EXERCISE INSTRUCTIONS. Look through the data below and return each line where "message" appears.

DATA PROVIDED.
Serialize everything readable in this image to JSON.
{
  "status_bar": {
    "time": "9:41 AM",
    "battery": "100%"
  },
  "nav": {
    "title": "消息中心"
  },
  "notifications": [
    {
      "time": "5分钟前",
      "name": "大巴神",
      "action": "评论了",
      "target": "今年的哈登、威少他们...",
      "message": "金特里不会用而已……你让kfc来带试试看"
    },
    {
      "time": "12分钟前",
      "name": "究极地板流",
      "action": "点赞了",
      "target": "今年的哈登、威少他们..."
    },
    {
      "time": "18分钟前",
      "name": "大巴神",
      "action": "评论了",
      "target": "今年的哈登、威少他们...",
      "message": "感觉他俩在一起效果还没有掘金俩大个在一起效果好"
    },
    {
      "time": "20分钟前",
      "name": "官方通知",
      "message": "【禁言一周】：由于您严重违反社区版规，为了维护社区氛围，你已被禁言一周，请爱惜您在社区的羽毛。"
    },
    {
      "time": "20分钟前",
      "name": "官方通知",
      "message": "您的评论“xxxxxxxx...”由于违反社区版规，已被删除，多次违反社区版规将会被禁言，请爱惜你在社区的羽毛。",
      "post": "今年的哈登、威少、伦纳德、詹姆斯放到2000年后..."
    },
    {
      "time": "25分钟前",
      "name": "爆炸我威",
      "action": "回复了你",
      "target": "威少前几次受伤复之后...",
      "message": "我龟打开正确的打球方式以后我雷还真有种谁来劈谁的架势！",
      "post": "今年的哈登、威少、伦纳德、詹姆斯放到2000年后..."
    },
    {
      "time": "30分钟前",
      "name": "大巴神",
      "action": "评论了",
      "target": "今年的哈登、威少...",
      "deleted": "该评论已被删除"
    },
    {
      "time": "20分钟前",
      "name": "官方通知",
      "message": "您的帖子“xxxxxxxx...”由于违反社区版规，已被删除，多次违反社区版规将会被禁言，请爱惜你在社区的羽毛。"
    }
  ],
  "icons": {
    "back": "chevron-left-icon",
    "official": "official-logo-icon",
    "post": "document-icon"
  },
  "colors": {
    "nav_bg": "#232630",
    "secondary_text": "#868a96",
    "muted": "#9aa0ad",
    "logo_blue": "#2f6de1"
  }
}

RESPONSE TO THIS EXERCISE.
      "message": "金特里不会用而已……你让kfc来带试试看"
      "message": "感觉他俩在一起效果还没有掘金俩大个在一起效果好"
      "message": "【禁言一周】：由于您严重违反社区版规，为了维护社区氛围，你已被禁言一周，请爱惜您在社区的羽毛。"
      "message": "您的评论“xxxxxxxx...”由于违反社区版规，已被删除，多次违反社区版规将会被禁言，请爱惜你在社区的羽毛。",
      "message": "我龟打开正确的打球方式以后我雷还真有种谁来劈谁的架势！",
      "message": "您的帖子“xxxxxxxx...”由于违反社区版规，已被删除，多次违反社区版规将会被禁言，请爱惜你在社区的羽毛。"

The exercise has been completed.